I post occasionally to JavaRanch, a “friendly” forum (it’s policed by moderators who cleanse any material deemed offensive). JavaRanch features a book-of-the-week discussion and giveaway. This week, it’s a pitch for the book, Next Generation Java Testing. The book so far appears to largely be a pitch for TestNG and an expected couple of rants against JUnit (version 3.8, for whatever odd reason, and not version 4) and TDD. I stopped reading it for now (I’ll finish it later) because I found Lasse Koskela’s book Test Driven more useful.
As expected, the JavaRanch discussions contain some allusions to the fact that it doesn’t matter whether or not you write (unit) tests first or last. I’ve written elsewhere on this subject many times, so I’ll add only a brief thought or two here.
I suppose it doesn’t matter, from a conceptual standpoint, if you do test firsts or tests after if you are an experienced professional developer. If you are good at design and structuring your code well, then there’s no reason you shouldn’t be able to write as many useful tests after you’ve already built the code.
But that’s not what really happens. In the real world**, 8 out of 10 developers aren’t so experienced or professional, and so most don’t care enough or know enough about design to structure their system right. And as soon as someone says, “you don’t really have to write tests for everything, and they can break and that’s ok,” the 80% end up thinking that these unit tests are largely a waste of time. So they–the developers and the tests–don’t get better.
The other reality is of course time. Without a disciplined approach, deadlines always get in the way of tests. Interruptions push unit tests outward, and they just don’t get done.
I believe that test-after is only for the true software development master who is close to expert level. For anyone else, it’s a recipe for wasted time and frustration. A better investment would be in automating your acceptance criteria.
That’s opinion. Test-after is unscientific and undisciplined, and that’s fact. I’m willing to accept that there may be something better, but test-after when-you-feel-like-it-and-can-figure-out-how-to-do-it is not it, and TDD is closer to following a scientific method. That too is fact. I’d rather look to advance the craft than make excuses why I’m too set in my ways to change.
** Sorry Tim.
Tim January 2, 2008 at 10:36:00 AM
Arrrgh. Apology acknowledged. Not accepted. 😉

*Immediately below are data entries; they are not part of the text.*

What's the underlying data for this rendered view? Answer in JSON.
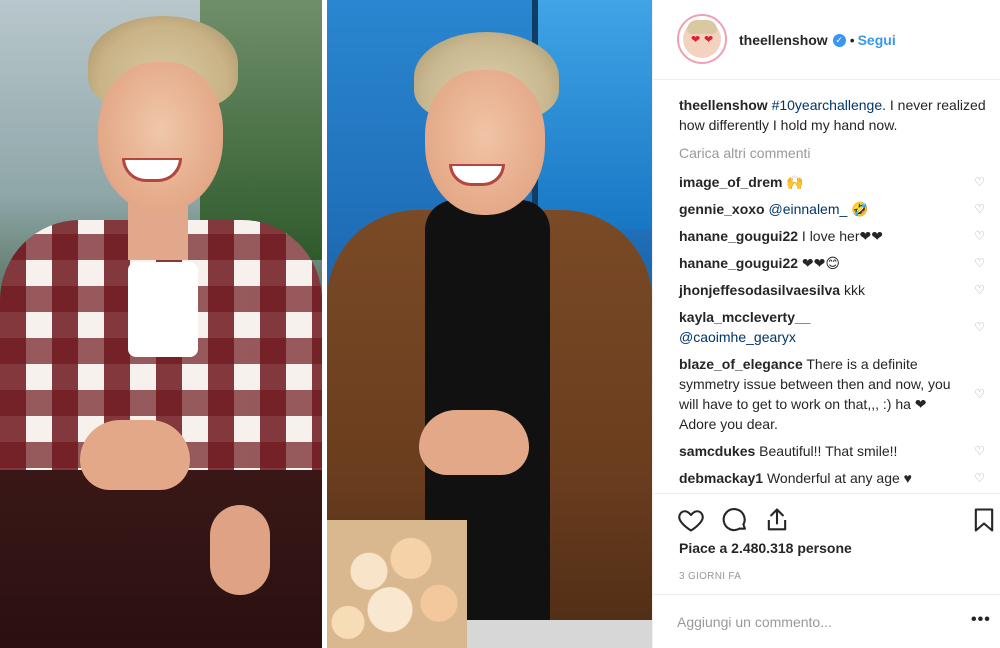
{
  "post": {
    "username": "theellenshow",
    "verified": true,
    "separator": "•",
    "follow_label": "Segui",
    "caption_hashtag": "#10yearchallenge",
    "caption_text": ". I never realized how differently I hold my hand now.",
    "load_more_label": "Carica altri commenti",
    "likes_label": "Piace a 2.480.318 persone",
    "date_label": "3 GIORNI FA",
    "add_comment_placeholder": "Aggiungi un commento...",
    "more_label": "•••"
  },
  "comments": [
    {
      "user": "image_of_drem",
      "text": "🙌"
    },
    {
      "user": "gennie_xoxo",
      "text": "@einnalem_ 🤣"
    },
    {
      "user": "hanane_gougui22",
      "text": "I love her❤❤"
    },
    {
      "user": "hanane_gougui22",
      "text": "❤❤😊"
    },
    {
      "user": "jhonjeffesodasilvaesilva",
      "text": "kkk"
    },
    {
      "user": "kayla_mccleverty__",
      "text": "@caoimhe_gearyx"
    },
    {
      "user": "blaze_of_elegance",
      "text": "There is a definite symmetry issue between then and now, you will have to get to work on that,,, :) ha ❤ Adore you dear."
    },
    {
      "user": "samcdukes",
      "text": "Beautiful!! That smile!!"
    },
    {
      "user": "debmackay1",
      "text": "Wonderful at any age ♥"
    }
  ],
  "colors": {
    "link_blue": "#3897f0",
    "hashtag_blue": "#003569",
    "muted_gray": "#999999",
    "text": "#262626"
  },
  "icons": [
    "verified-badge-icon",
    "heart-icon",
    "comment-icon",
    "share-icon",
    "bookmark-icon",
    "comment-like-icon"
  ]
}
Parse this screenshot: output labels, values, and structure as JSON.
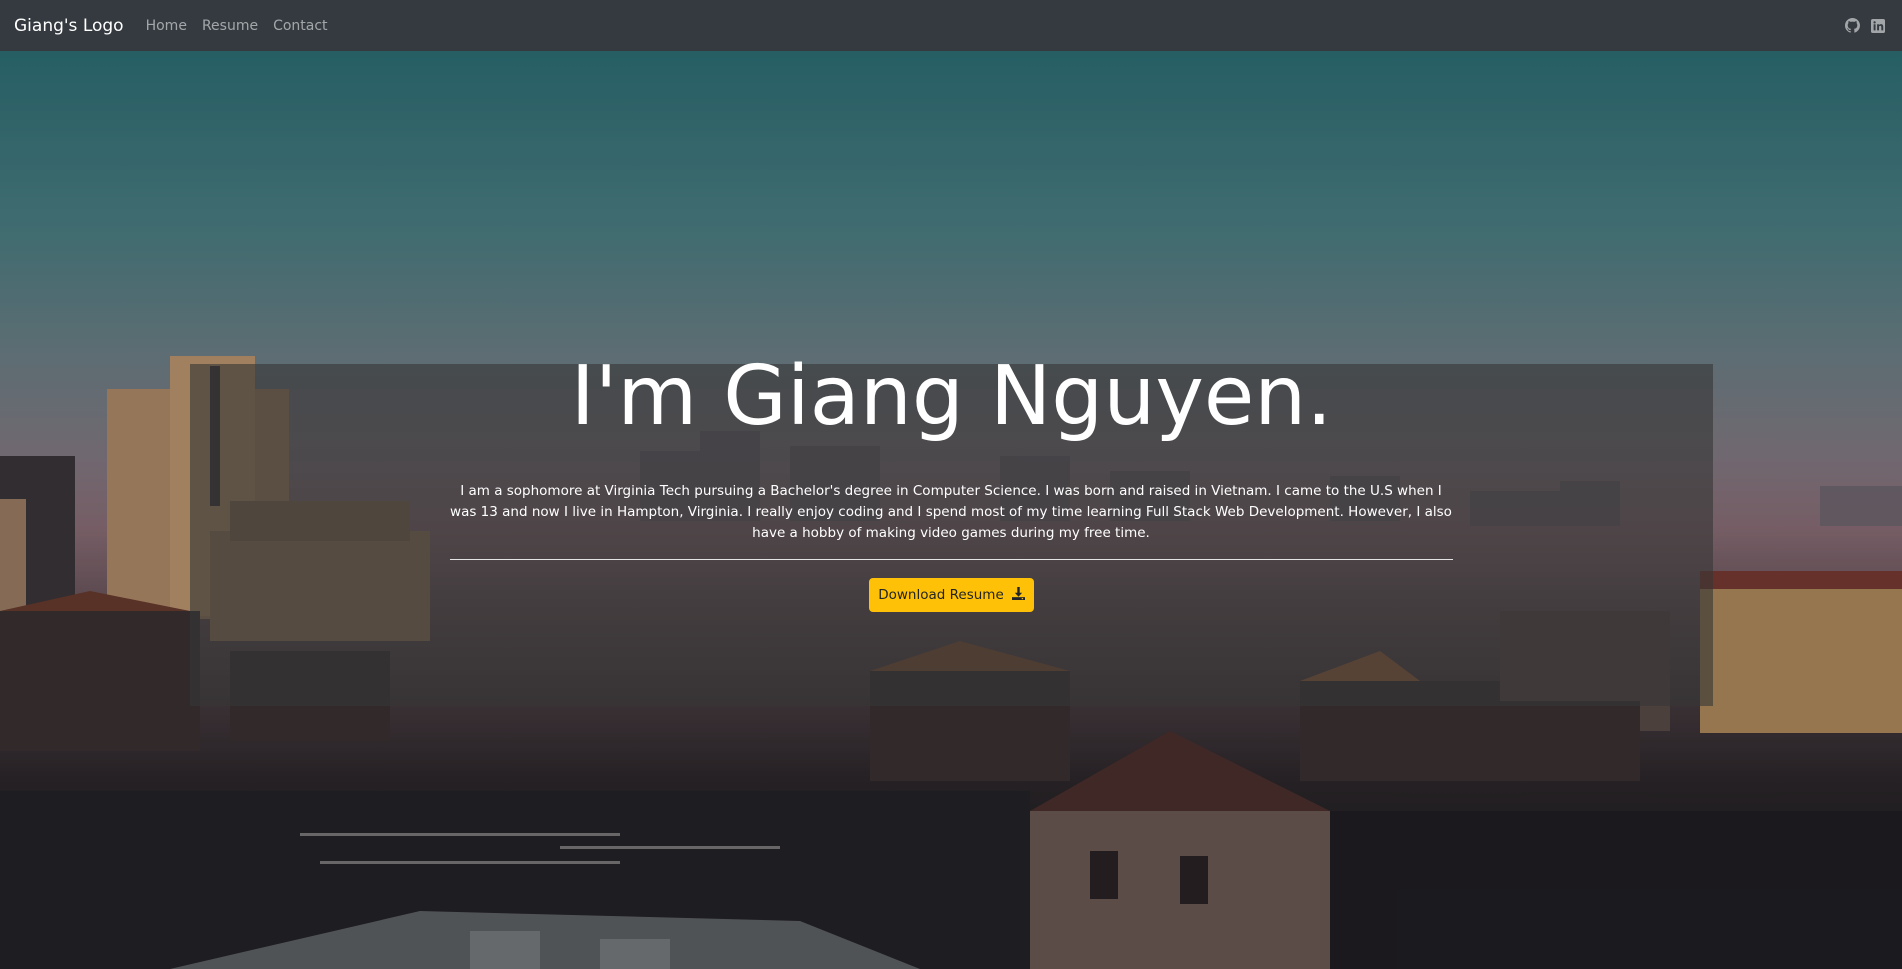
{
  "navbar": {
    "brand": "Giang's Logo",
    "links": [
      {
        "label": "Home"
      },
      {
        "label": "Resume"
      },
      {
        "label": "Contact"
      }
    ],
    "icons": [
      "github-icon",
      "linkedin-icon"
    ]
  },
  "hero": {
    "headline": "I'm Giang Nguyen.",
    "bio": "I am a sophomore at Virginia Tech pursuing a Bachelor's degree in Computer Science. I was born and raised in Vietnam. I came to the U.S when I was 13 and now I live in Hampton, Virginia. I really enjoy coding and I spend most of my time learning Full Stack Web Development. However, I also have a hobby of making video games during my free time.",
    "download_button": {
      "label": "Download Resume",
      "icon": "download-icon"
    }
  },
  "colors": {
    "navbar_bg": "#343a40",
    "button_accent": "#ffc107"
  }
}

I have noticed that if *I* write the tests last, I don’t write the tests to spec, but to code. Likewise this applies to code I’ve seen others write. There really isn’t very much need for me to prove that the compiler works, ie that the code does what the code as-written does. I find in my experience that working the other way takes me in slightly different directions.
If the code would come out the same, and the tests were the same, then it wouldn’t matter. As they do not, it apparently does matter.
On that point, +1.
Jeff Langr January 2, 2008 at 11:17:00 AM
Hi Tim–See my more recent post here.
Over the holidays, I chose to not write tests not as an exercise in proving my point, but out of sheer laziness–yet it ended up costing me far more time.
Aren’t you supposed to forgive others when they ask? 🙂